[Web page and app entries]
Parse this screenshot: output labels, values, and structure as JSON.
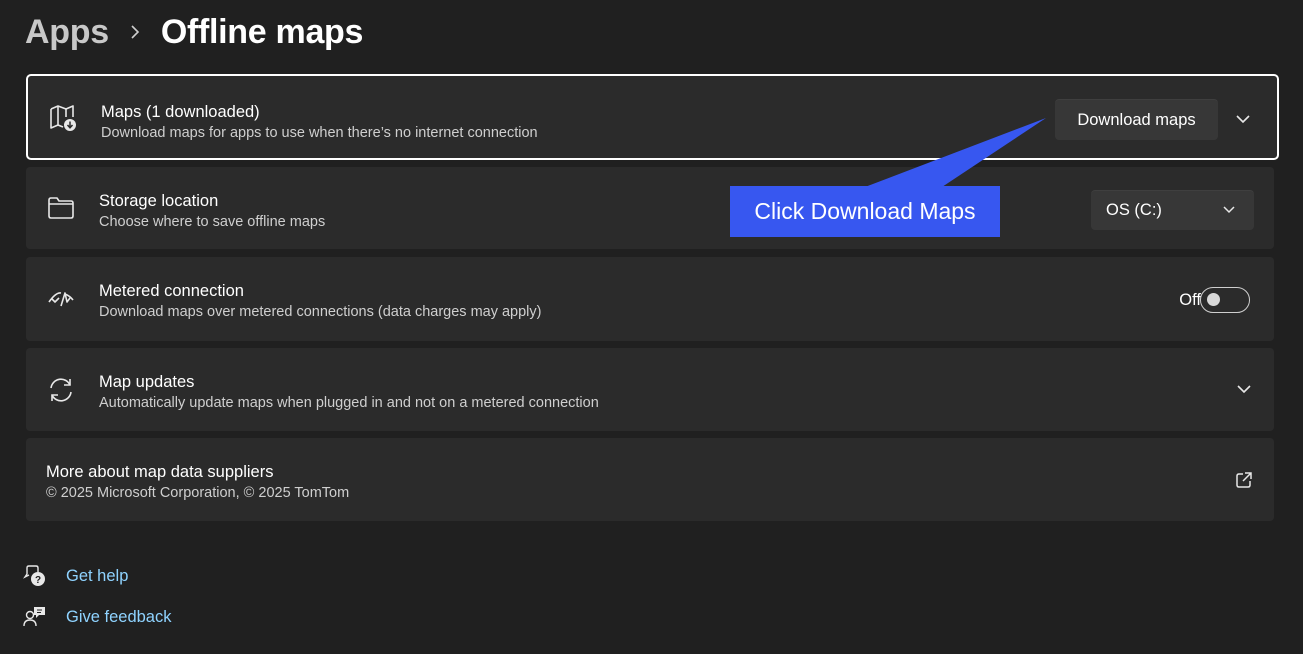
{
  "breadcrumb": {
    "parent": "Apps",
    "current": "Offline maps"
  },
  "maps_card": {
    "icon": "map-download-icon",
    "title": "Maps (1 downloaded)",
    "description": "Download maps for apps to use when there’s no internet connection",
    "button_label": "Download maps"
  },
  "storage_card": {
    "icon": "folder-icon",
    "title": "Storage location",
    "description": "Choose where to save offline maps",
    "selected": "OS (C:)"
  },
  "metered_card": {
    "icon": "metered-connection-icon",
    "title": "Metered connection",
    "description": "Download maps over metered connections (data charges may apply)",
    "toggle_label": "Off",
    "toggle_on": false
  },
  "updates_card": {
    "icon": "sync-icon",
    "title": "Map updates",
    "description": "Automatically update maps when plugged in and not on a metered connection"
  },
  "suppliers_card": {
    "title": "More about map data suppliers",
    "description": "© 2025 Microsoft Corporation, © 2025 TomTom",
    "icon": "external-link-icon"
  },
  "callout": {
    "text": "Click Download Maps",
    "color": "#3757f0"
  },
  "help_links": {
    "get_help": "Get help",
    "give_feedback": "Give feedback"
  },
  "colors": {
    "background": "#202020",
    "card": "#2b2b2b",
    "link": "#8fd3ff"
  }
}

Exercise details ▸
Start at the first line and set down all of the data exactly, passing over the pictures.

Problem solution ▸
Parse this screenshot: output labels, values, and structure as JSON.
{
  "breadcrumb": {
    "parent": "Apps",
    "current": "Offline maps"
  },
  "maps_card": {
    "icon": "map-download-icon",
    "title": "Maps (1 downloaded)",
    "description": "Download maps for apps to use when there’s no internet connection",
    "button_label": "Download maps"
  },
  "storage_card": {
    "icon": "folder-icon",
    "title": "Storage location",
    "description": "Choose where to save offline maps",
    "selected": "OS (C:)"
  },
  "metered_card": {
    "icon": "metered-connection-icon",
    "title": "Metered connection",
    "description": "Download maps over metered connections (data charges may apply)",
    "toggle_label": "Off",
    "toggle_on": false
  },
  "updates_card": {
    "icon": "sync-icon",
    "title": "Map updates",
    "description": "Automatically update maps when plugged in and not on a metered connection"
  },
  "suppliers_card": {
    "title": "More about map data suppliers",
    "description": "© 2025 Microsoft Corporation, © 2025 TomTom",
    "icon": "external-link-icon"
  },
  "callout": {
    "text": "Click Download Maps",
    "color": "#3757f0"
  },
  "help_links": {
    "get_help": "Get help",
    "give_feedback": "Give feedback"
  },
  "colors": {
    "background": "#202020",
    "card": "#2b2b2b",
    "link": "#8fd3ff"
  }
}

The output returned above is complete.